Thanks for listening. This seemed an appropriate place to tell this story."

Wednesday, 13 January 2016

The Futility of the Sensitive

Sensitivity, kindness, compassion and all these other alleged virtues are of little use in this world. In fact, they will make your life harder than it need be, as you will be crippled by over-awareness of every slight, every injustice, every pointless grief. Life is a violent process, generated by violence (think of the thrusting, grunting, force and possession involved in the sexual act), and maintained by violence. Your life will be happier the more of a pig you can be. Moreover, those you help, or imagine helping, will not be that grateful; most will go on to procreate and renew the slaughterhouse, and applaud the others who do so.

Another good reason to be a pessimist.

Monday, 16 November 2015

We will always be ruled by Thugs

By definition, those who enter politics are almost invariably extroverted, confident and determined. They have a vision of the world and they are dedicated to foisting it on you. You will be part of their narrative, regardless of whether you want to be or not. They seek power and adulation. They have a 'positive' vision. They are all pro-family and pro-life.

Pessimists, antinatalists and generally those in any way sensitive are generally introverted, solitary and disgusted by the world. Like the wise snail, they seek to curl up in their sanctuary and be left undisturbed. Sensitive people do not wish to expose themselves to the mob. They do not wish to 'compete', to prostitute themselves, to endure the demeaning gaze of the public eye. Bar their impotent fantasies of world annihilation or world sterilisation they do not seek power.

Thus it is almost an iron law that Assholes will always rule. Another good reason to be a pessimist.

Saturday, 7 November 2015

iPhonitis

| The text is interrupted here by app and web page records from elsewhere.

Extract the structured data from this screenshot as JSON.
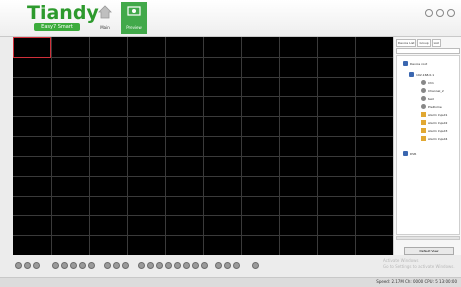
{
  "app": {
    "logo_text": "Tiandy",
    "logo_sub": "Easy7 Smart"
  },
  "nav": {
    "home_label": "Main",
    "preview_label": "Preview"
  },
  "grid": {
    "rows": 11,
    "cols": 10
  },
  "panel": {
    "tabs": [
      "Device List",
      "Group",
      "List"
    ],
    "tree": [
      {
        "label": "Device root",
        "level": 0,
        "icon": "computer"
      },
      {
        "label": "192.168.0.1",
        "level": 1,
        "icon": "computer"
      },
      {
        "label": "Ch1",
        "level": 2,
        "icon": "camera"
      },
      {
        "label": "Channel_2",
        "level": 2,
        "icon": "camera"
      },
      {
        "label": "test",
        "level": 2,
        "icon": "camera"
      },
      {
        "label": "PreDome",
        "level": 2,
        "icon": "camera"
      },
      {
        "label": "Alarm Input1",
        "level": 2,
        "icon": "alarm"
      },
      {
        "label": "Alarm Input2",
        "level": 2,
        "icon": "alarm"
      },
      {
        "label": "Alarm Input3",
        "level": 2,
        "icon": "alarm"
      },
      {
        "label": "Alarm Input4",
        "level": 2,
        "icon": "alarm"
      },
      {
        "label": "DVR",
        "level": 0,
        "icon": "computer"
      }
    ],
    "bottom_button": "Default View"
  },
  "watermark": {
    "line1": "Activate Windows",
    "line2": "Go to Settings to activate Windows."
  },
  "status": {
    "text": "Speed: 2.17M  Ch: 0000  CPU: 5  13:00:00"
  }
}
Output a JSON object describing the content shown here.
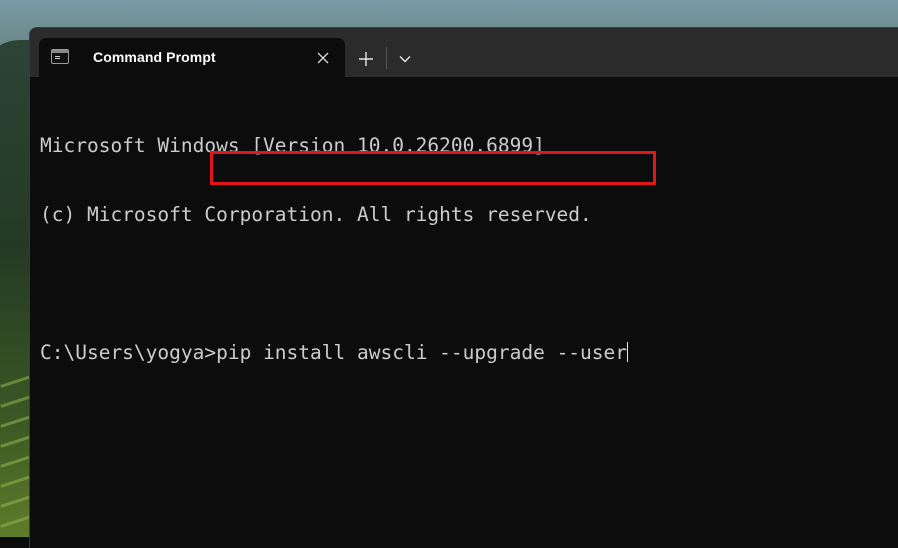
{
  "window": {
    "tab_title": "Command Prompt",
    "tab_close_icon": "close-icon",
    "new_tab_icon": "plus-icon",
    "dropdown_icon": "chevron-down-icon"
  },
  "console": {
    "lines": [
      "Microsoft Windows [Version 10.0.26200.6899]",
      "(c) Microsoft Corporation. All rights reserved.",
      ""
    ],
    "prompt": "C:\\Users\\yogya>",
    "command": "pip install awscli --upgrade --user"
  },
  "colors": {
    "highlight_box": "#e0161c",
    "terminal_bg": "#0c0c0c",
    "terminal_text": "#cccccc",
    "tabbar_bg": "#2b2b2b"
  }
}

Ok, this is a rant of no particular philosophical import, bar that it touches on the vacuity of life and the triviality of human beings.



iPhones. They are everywhere. You cannot walk down the street without beholding some biped fleshsack shuffling along, with their snouts buried in a small screen, eagerly engrossed in the electronic phantasgamoria. Most importantly, these people are not looking where they are going, so in essence you have the added responsibility of not only watching your own step but you also have to be aware that this clod may and often will walk right into you, so engrossed are they in their Facebook updates and 'likes'.

Then you get on public transport. Again, every clown there has their face riveted on the small screen that gives them an illusion of a life.
 
Worse for me personally I've noticed that every time I sit down in a library someone will inevitably sit down next to me and will start playing with their phone immediately, so even in a fucking library there's no escape. A few days ago some woman had her phone on vibrate and the damned thing was rattling the table violently every five seconds. I gave the bitch such a glare that she put it on silent, but even the fact that I had to resort to such tactics pissed me off.

And then there are the background factors. iPhones need a mineral named coltan to function. This is where it comes from:

The Slavery that drives your iPhone

I sent this link to a friend of mine who fancies himself as a diehard Leftist and 'Revolutionary', or in other words he's deluded. He responded with an email worthy of any squealing teenage girl: "But I just cannot function without an iPhone". You see, ultimately Capitalism and innovation is the greatest revolutionary force of all: it moulds people to its ends without their even realising it.

I'm glad I don't have one; in fact, only two other people I know don't and I hope we continue to hold out.

And it's also fair to say that the indispensability of the wretched gadget for most people again just underlines the ultimate vacuity of life and the terror of reality. Imagine if people had to do without their toys and contemplate the sky, their lives, their mortality...